Identity Erasure in Fadia Faqir’s Pillars of Salt, My Name is Salma & Leila Aboulela’s Minaret


  • Ahmad M.S. Abu Baker Al al-Bayt University



This article aims to highlight the desire for identity erasure as a dominant theme in Fadia Faqir’s Pillars of Salt, My Name is Salma & Leila Aboulela’s Minaret. It also examines the process of rethinking and reshaping identity, its concomitant process of labelling and the desire for identity erasure in the target novels using insights from Postcolonial Theory, Freudian Psychoanalysis, Jungian Archetypal Criticism, and Derrida’s Deconstruction. Textual analysis reveals that Faqir and Aboulela aim to highlight the predicament of females in Arab societies and in England where they suffer from patriarchy, alienation, trauma and PTSD that cause them to wish to erase their past and their identities and to develop thanatos to escape the existential situations they find themselves in, and in which they suffer from patriarchy, traumatic loss of/separation from their loved ones, and sometimes a loss of virginity and, hence, a sinful past. Patriarchy, as in oppressive ideology, has a destructive effect upon female experience and female identity. In a world in which patriarchy still dominates, the novels in question function as an eye-opener on the need to empower women and free them from its tenacious grip.   

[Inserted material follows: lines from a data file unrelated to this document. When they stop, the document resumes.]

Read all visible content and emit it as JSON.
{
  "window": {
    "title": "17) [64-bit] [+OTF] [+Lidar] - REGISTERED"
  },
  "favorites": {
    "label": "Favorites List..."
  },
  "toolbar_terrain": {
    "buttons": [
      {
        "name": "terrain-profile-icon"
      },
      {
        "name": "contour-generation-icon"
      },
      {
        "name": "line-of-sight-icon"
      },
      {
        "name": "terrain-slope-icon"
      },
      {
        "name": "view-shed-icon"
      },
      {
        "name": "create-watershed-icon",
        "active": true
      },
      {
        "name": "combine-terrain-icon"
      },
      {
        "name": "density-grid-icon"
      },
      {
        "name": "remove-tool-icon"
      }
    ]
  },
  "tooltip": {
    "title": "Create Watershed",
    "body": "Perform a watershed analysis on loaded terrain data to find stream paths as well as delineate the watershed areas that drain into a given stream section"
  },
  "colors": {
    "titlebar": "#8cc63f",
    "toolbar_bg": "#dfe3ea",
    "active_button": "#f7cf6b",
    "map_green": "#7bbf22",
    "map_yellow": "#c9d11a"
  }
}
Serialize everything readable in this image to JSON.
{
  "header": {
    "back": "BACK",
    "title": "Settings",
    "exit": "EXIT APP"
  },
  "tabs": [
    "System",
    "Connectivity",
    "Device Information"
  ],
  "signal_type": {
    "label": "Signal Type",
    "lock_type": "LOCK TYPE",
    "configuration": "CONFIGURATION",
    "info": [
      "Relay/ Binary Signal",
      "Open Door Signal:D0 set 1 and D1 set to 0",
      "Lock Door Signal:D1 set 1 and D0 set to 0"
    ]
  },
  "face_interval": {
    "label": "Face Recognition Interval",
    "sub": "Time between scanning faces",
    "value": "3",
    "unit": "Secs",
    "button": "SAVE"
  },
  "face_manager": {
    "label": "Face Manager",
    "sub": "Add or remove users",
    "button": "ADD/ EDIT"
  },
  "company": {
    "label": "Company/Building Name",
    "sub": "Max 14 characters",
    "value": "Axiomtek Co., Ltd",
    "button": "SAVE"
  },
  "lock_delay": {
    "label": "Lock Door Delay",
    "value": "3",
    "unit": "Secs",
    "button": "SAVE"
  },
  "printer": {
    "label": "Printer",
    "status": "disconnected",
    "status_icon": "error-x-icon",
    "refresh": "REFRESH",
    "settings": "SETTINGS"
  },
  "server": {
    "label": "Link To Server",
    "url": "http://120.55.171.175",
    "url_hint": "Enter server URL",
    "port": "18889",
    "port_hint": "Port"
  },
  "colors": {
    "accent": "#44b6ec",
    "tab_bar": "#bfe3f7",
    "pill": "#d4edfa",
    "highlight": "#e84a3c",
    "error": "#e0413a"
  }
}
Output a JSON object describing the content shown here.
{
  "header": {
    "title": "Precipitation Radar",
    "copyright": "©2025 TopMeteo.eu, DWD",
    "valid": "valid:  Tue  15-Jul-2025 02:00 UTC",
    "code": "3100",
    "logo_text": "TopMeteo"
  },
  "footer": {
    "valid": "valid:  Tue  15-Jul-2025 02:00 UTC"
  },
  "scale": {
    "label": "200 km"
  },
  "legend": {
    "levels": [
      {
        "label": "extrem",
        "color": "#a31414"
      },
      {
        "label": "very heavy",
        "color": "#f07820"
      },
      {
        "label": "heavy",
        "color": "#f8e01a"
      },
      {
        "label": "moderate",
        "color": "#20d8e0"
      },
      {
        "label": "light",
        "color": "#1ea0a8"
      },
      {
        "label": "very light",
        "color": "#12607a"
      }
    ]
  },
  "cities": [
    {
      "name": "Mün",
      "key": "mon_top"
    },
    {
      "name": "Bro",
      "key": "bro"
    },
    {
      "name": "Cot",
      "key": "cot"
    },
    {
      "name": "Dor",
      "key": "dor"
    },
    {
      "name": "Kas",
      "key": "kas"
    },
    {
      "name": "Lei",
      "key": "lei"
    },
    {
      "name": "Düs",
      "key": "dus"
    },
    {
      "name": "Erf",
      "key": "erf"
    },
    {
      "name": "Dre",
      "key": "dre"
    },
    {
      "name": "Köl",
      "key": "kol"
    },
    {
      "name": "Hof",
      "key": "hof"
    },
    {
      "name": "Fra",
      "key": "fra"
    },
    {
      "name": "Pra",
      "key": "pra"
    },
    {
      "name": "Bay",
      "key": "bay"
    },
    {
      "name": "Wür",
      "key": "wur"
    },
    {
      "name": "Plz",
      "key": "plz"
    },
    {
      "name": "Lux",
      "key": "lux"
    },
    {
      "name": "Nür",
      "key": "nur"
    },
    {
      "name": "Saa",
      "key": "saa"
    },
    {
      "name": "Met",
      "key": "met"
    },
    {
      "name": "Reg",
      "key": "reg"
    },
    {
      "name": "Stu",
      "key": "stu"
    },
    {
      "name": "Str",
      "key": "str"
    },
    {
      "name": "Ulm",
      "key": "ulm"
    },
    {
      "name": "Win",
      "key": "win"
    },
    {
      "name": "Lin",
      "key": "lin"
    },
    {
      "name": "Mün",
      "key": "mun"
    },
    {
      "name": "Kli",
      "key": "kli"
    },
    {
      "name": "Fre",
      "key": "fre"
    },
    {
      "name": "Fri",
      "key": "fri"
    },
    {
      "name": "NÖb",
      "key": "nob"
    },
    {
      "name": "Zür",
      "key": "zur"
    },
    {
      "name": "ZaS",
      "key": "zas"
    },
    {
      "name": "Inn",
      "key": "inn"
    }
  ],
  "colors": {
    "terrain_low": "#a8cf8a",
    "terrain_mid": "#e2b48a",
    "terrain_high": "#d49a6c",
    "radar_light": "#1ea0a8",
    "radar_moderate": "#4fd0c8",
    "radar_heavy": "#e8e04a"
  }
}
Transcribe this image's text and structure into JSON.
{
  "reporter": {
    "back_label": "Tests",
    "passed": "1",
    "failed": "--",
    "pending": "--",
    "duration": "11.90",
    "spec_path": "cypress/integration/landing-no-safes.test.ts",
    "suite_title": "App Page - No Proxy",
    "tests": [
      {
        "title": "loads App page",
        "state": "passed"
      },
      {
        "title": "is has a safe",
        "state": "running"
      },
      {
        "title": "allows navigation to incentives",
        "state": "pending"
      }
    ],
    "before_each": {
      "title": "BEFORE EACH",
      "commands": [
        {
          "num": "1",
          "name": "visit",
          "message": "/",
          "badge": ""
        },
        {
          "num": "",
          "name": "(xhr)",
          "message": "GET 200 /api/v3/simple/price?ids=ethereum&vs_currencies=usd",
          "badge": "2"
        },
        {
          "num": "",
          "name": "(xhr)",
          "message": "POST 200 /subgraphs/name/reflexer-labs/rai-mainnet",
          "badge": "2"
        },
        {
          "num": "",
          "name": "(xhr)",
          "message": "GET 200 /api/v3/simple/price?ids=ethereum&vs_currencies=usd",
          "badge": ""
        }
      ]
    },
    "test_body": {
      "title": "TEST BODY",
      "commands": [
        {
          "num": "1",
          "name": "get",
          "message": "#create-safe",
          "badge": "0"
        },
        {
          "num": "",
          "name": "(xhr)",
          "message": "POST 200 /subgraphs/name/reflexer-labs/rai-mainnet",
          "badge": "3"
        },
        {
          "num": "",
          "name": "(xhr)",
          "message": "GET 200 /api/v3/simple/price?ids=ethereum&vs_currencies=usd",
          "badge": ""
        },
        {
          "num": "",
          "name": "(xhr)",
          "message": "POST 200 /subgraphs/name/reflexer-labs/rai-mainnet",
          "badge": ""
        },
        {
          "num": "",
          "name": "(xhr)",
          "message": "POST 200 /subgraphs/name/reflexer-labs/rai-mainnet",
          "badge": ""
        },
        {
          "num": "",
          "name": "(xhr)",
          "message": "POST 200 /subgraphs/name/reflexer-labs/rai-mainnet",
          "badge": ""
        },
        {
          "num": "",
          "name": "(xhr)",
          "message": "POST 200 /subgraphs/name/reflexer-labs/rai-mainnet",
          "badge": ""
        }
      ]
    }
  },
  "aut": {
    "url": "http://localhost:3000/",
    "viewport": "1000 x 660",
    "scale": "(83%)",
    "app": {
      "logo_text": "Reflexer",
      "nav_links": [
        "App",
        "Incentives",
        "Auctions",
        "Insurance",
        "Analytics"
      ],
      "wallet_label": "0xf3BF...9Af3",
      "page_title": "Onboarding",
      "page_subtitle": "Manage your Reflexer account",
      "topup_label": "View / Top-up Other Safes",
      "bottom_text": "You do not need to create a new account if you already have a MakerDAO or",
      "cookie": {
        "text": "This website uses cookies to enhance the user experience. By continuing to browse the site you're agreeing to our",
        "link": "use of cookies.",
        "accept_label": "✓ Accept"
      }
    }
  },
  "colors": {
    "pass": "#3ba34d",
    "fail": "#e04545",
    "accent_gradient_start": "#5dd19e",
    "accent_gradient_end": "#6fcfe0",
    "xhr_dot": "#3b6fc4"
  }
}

Author Biography

  • Ahmad M.S. Abu Baker, Al al-Bayt University

    Associate Professor of English & Comparative Literature at Al al-Bayt University, Jordan. Doctorate of English & Comparative Literature from Murdoch University/Western Australia in 2002. 19 published articles in international refereed indexed journals on a variety of topics including: postcolonial theory, identity, Emily Dickinson, War Poetry. A Contributor of the five volume set The Dictionary of World Literary Characters published by Facts on File. Inc.